The Iowa Supreme Court has upheld an Ames city ordinance that seeks to keep some homes in the city from becoming full of college students. The Ames City Council passed an ordinance in 2000 that limits the number of unrelated people who can live in houses in certain residential areas to three. The city was trying to stop large numbers of Iowa State University students from getting together and moving into residential homes.
The Ames Rental Property Association, a group of people who owned some of the homes, sued the city after they and their tenants were cited under the ordinance for renting the homes to more than three people. The association said the ordinance violated the equal protection clause of both the Iowa and U.S. Constitution. The Story County district court ruled the ordinance was constitutional as it found the ordinance was related to a legitimate government interest.
The Iowa Supreme Court upheld the ruling saying the city is trying to provide quiet and peaceful neighborhoods, with low and stable population, limited congestion of motor vehicles. The High Court says it is a reasonable attempt to address concerns by citizens who fear living next door to the hubbub of an "Animal House," a reference to the 1978 movie about a house full of rowdy students — and therefore in the government’s interest in providing quiet neighborhoods for its citizens.

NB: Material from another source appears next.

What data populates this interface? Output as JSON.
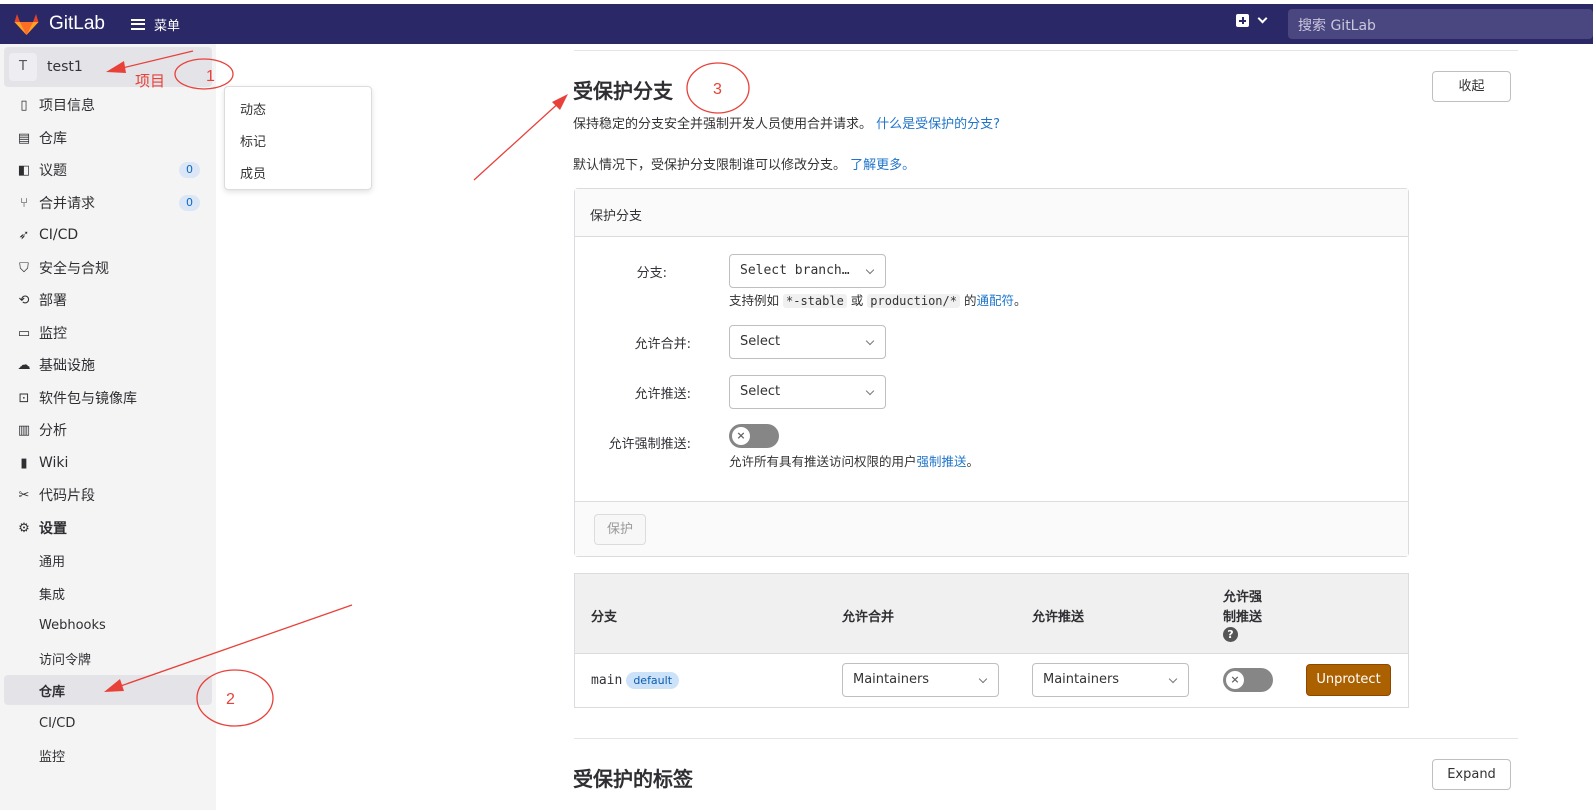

The court ruled 4-3 in favor of the city of Ames. Justice David Wiggins wrote the dissenting opinion, saying while the ordinance does not violate the U.S. Constitution, he believes it does violate Iowa’s constitution. Wiggins writes the ordinance is both overinclusive and underinclusive because it is irrational to suppose the type of relationship persons residing in a home have to each other has any rational bearing on the character or behavior of those persons.